References

Academy, K. (2022). Endotherms & ectotherms (article) | Ecology. Khan Academy. https://www.khanacademy.org/science/ap-biology/ecology-ap/energy-flow-through-ecosystems/a/endotherms-ectotherms

Azevedo, A., Guimarães, L., Ferraz, J., Whiting, M., & Magalhães-Sant’Ana, M. (2021). Pet Reptiles—Are We Meeting Their Needs? Animals, 11(10), 2964. https://doi.org/10.3390/ani11102964

Benn, A., McLelland, D., & Whittaker, A. (2019). A Review of Welfare Assessment Methods in Reptiles, and Preliminary Application of the Welfare Quality® Protocol to the Pygmy Blue-Tongue Skink, Tiliqua adelaidensis, Using Animal-Based Measures. Animals, 9(1), 27. https://doi.org/10.3390/ani9010027

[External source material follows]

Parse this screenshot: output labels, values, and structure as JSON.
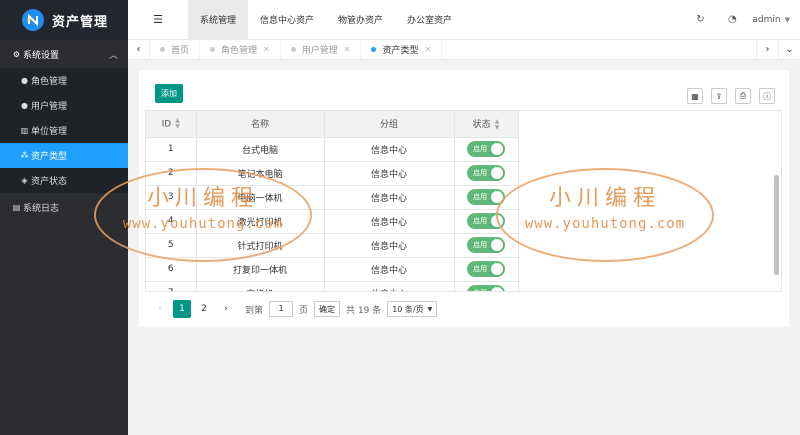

Gibbons, P. (2009). CRITICAL CARE NUTRITION AND FLUID THERAPY IN REPTILES. https://www.avianexoticvetcare.com/userfiles/Reptile_Critical_Care_IVECCS_2009.pdf